- Work to complete
From first line to last, output the records below exactly.

- Input material

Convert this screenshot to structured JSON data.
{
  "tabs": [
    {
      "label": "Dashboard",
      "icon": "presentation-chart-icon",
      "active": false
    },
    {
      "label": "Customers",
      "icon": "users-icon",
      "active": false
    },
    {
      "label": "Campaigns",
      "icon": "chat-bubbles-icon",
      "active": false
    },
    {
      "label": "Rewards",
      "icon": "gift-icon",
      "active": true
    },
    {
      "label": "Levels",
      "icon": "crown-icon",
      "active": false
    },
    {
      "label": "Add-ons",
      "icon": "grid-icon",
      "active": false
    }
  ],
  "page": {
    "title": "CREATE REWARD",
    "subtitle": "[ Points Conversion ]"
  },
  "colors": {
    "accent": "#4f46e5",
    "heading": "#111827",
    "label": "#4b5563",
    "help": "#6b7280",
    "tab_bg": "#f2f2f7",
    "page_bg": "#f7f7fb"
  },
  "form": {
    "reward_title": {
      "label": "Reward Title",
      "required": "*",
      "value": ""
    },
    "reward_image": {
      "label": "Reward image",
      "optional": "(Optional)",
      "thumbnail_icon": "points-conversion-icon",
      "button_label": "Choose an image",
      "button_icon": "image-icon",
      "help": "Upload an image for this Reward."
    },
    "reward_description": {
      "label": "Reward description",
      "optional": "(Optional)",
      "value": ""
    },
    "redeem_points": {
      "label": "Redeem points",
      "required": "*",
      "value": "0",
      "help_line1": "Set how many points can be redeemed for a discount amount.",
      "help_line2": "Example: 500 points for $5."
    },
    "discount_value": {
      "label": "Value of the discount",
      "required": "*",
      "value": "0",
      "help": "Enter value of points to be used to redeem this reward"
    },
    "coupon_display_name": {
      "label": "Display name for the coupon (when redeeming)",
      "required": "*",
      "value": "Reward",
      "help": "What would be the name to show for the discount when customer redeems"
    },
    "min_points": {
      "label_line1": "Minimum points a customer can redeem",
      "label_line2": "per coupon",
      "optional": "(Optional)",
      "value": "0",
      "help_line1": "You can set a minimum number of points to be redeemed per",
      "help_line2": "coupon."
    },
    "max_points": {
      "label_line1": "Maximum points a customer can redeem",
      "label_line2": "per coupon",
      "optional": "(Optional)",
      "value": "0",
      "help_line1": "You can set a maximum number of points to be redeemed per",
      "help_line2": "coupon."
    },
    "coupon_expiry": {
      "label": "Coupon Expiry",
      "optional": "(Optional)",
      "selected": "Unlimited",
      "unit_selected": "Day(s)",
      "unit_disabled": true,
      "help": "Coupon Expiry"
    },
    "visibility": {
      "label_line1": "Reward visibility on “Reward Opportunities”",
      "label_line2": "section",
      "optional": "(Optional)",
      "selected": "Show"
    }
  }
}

- Task response
Convert this screenshot to structured JSON data.
{
  "tabs": [
    {
      "label": "Dashboard",
      "icon": "presentation-chart-icon",
      "active": false
    },
    {
      "label": "Customers",
      "icon": "users-icon",
      "active": false
    },
    {
      "label": "Campaigns",
      "icon": "chat-bubbles-icon",
      "active": false
    },
    {
      "label": "Rewards",
      "icon": "gift-icon",
      "active": true
    },
    {
      "label": "Levels",
      "icon": "crown-icon",
      "active": false
    },
    {
      "label": "Add-ons",
      "icon": "grid-icon",
      "active": false
    }
  ],
  "page": {
    "title": "CREATE REWARD",
    "subtitle": "[ Points Conversion ]"
  },
  "colors": {
    "accent": "#4f46e5",
    "heading": "#111827",
    "label": "#4b5563",
    "help": "#6b7280",
    "tab_bg": "#f2f2f7",
    "page_bg": "#f7f7fb"
  },
  "form": {
    "reward_title": {
      "label": "Reward Title",
      "required": "*",
      "value": ""
    },
    "reward_image": {
      "label": "Reward image",
      "optional": "(Optional)",
      "thumbnail_icon": "points-conversion-icon",
      "button_label": "Choose an image",
      "button_icon": "image-icon",
      "help": "Upload an image for this Reward."
    },
    "reward_description": {
      "label": "Reward description",
      "optional": "(Optional)",
      "value": ""
    },
    "redeem_points": {
      "label": "Redeem points",
      "required": "*",
      "value": "0",
      "help_line1": "Set how many points can be redeemed for a discount amount.",
      "help_line2": "Example: 500 points for $5."
    },
    "discount_value": {
      "label": "Value of the discount",
      "required": "*",
      "value": "0",
      "help": "Enter value of points to be used to redeem this reward"
    },
    "coupon_display_name": {
      "label": "Display name for the coupon (when redeeming)",
      "required": "*",
      "value": "Reward",
      "help": "What would be the name to show for the discount when customer redeems"
    },
    "min_points": {
      "label_line1": "Minimum points a customer can redeem",
      "label_line2": "per coupon",
      "optional": "(Optional)",
      "value": "0",
      "help_line1": "You can set a minimum number of points to be redeemed per",
      "help_line2": "coupon."
    },
    "max_points": {
      "label_line1": "Maximum points a customer can redeem",
      "label_line2": "per coupon",
      "optional": "(Optional)",
      "value": "0",
      "help_line1": "You can set a maximum number of points to be redeemed per",
      "help_line2": "coupon."
    },
    "coupon_expiry": {
      "label": "Coupon Expiry",
      "optional": "(Optional)",
      "selected": "Unlimited",
      "unit_selected": "Day(s)",
      "unit_disabled": true,
      "help": "Coupon Expiry"
    },
    "visibility": {
      "label_line1": "Reward visibility on “Reward Opportunities”",
      "label_line2": "section",
      "optional": "(Optional)",
      "selected": "Show"
    }
  }
}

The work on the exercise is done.